5. Outdoor Advertising – Pasha Stocking

After being laid off from a job in marketing, Pasha Stocking did what any marketing-savvy and somewhat desperate job seeker would do – she launched a campaign:

She bought advertising on a billboard in a highly-trafficked area of I-95 in Connecticut, and was surprised with the results. As the job offers kept rolling in, she decided to found her own company, PR/Bar.

6. Threaten Emigration – Féilim Mac An Iomaire

Faced with the prospect of having to leave his home country of Ireland in order to find work, Féilim Mac An Iomaire decided to throw up a huge advertisement, like Pasha Stocking did above.
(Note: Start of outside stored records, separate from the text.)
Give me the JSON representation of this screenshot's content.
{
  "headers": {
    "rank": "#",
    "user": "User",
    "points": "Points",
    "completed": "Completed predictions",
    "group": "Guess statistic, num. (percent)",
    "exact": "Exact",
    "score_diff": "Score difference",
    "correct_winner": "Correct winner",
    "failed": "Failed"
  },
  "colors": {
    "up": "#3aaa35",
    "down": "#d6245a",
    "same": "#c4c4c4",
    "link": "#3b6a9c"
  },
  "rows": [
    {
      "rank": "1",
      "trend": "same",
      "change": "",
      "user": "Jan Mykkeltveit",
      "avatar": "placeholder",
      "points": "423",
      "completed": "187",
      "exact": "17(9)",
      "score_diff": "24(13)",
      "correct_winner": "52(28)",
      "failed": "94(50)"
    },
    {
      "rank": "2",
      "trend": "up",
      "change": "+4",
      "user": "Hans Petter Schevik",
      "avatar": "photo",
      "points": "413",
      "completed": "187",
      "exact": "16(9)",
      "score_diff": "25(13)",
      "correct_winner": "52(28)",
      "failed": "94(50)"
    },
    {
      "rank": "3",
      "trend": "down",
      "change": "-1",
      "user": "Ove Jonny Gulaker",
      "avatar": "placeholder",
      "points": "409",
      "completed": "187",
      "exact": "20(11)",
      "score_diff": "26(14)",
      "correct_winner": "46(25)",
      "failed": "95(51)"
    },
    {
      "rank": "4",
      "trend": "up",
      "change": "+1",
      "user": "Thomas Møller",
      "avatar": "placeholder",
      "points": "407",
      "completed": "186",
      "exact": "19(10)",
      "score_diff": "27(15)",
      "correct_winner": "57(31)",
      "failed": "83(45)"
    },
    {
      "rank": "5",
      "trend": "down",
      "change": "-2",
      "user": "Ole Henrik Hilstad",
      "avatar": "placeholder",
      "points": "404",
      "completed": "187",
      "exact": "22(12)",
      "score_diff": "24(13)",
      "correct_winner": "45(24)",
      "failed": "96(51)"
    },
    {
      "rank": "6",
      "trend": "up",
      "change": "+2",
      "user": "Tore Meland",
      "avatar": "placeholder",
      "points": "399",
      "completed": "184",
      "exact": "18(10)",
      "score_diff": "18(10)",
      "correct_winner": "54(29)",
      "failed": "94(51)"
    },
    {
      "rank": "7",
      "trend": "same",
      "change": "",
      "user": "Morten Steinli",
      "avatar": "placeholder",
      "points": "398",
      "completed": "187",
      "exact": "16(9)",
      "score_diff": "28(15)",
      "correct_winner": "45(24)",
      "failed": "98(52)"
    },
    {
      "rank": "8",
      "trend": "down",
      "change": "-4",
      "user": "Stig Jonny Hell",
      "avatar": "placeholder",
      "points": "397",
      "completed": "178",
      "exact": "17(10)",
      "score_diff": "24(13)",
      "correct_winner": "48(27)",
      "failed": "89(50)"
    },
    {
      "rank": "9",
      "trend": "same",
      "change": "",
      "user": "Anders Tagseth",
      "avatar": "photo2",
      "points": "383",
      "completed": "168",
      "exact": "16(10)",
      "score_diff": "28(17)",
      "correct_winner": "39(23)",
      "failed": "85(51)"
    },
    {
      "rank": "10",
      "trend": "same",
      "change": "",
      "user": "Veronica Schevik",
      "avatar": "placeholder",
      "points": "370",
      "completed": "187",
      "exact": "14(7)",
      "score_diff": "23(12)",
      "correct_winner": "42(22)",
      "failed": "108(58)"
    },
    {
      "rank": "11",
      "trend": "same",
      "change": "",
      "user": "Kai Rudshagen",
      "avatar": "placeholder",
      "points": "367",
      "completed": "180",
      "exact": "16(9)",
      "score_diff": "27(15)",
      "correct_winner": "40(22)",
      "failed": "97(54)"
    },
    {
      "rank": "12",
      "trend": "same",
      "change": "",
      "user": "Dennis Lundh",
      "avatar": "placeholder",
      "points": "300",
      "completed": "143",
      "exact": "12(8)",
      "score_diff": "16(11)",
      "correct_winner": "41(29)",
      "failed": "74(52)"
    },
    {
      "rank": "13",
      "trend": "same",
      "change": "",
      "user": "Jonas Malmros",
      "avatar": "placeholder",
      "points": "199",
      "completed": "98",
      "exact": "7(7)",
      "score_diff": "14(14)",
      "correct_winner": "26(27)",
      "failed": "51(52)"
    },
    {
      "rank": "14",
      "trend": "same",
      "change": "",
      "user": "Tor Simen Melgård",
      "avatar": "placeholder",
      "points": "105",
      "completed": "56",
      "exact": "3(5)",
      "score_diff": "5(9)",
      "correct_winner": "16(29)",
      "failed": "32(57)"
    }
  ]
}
His billboard, however, touched a chord that Stocking’s did not.

Reading “Save Me From Emigration,” the advertisement spoke to a growing problem in Ireland, faced by thousands of other young Irish graduates who will have to leave to find employment. The so-called “Jobless Paddy” managed to escape this fate, however, landing a job with Paddy Power.

7. Win The Game – Tim Schafer

Surprisingly, the widely-acclaimed video game designer Tim Schafer initially had a hard time getting a job in the industry.

After bombing a phone interview with Lucasfilm Games (during which he inadvertently revealed he had pirated a game of theirs), Tim was told to send in his resume.

Figuring he had nothing to lose, Schafer crafted a cover letter in the form of a LucasArts adventure game, with storyboards that showed him getting the job. They responded by sending him a letter stating that they were pleased that he had accepted the position!

8. Do It Backwards – Andrew Horner

Sick of sending in applications that seemed to go nowhere, Andrew Horner decided to turn the whole process on its head. So he created the Reverse Job Application.

Instead of sending out resumes to companies, he asked the companies to apply for him. While it might sound somewhat narcissistic on the surface, the stunt succeeded and landed him a job after two interview-packed weeks.

9. Bring Out the Fake Moustache – Matthew Epstein

Armed with a creative campaign idea and a fake moustache, Matthew Epstein set out to land a job in Google’s marketing department by creating the website GooglePleaseHire.Me.

After an intense month during which he received 80 interview offers, Epstein was turned down by Google, but signed on with the startup SigFig.

But he’s not disappointed – Epstein says on his website, “If Google extended an offer to me I honestly may have declined in order to take the job at SigFig.”

10. Hack Facebook – Chris Putnam

Chris Putnam set his sights high for a prank – he wanted to hack Facebook. And he succeeded.

With the help of two friends, he created a worm that spread through the site and restyled people’s profiles to make them look like ugly Myspace profiles.

He was contacted by someone at Facebook, who told him that the prank was funny, but it was deleting contact info, which wasn’t cool. They kept talking, and it led to an interview at Facebook, where Putnam now works.

Adrienne Erin is a writer and blogger for Pongra. She worked for four years at the career development office at Vista College, an accredited online college, and continues to evaluate resumes for a local charity. When she’s not blogging, you might find her practicing her French, whipping up some recipes she found on Pinterest, or obsessing over vintage postcards and stamps.


Image courtesy of Shawn Collins.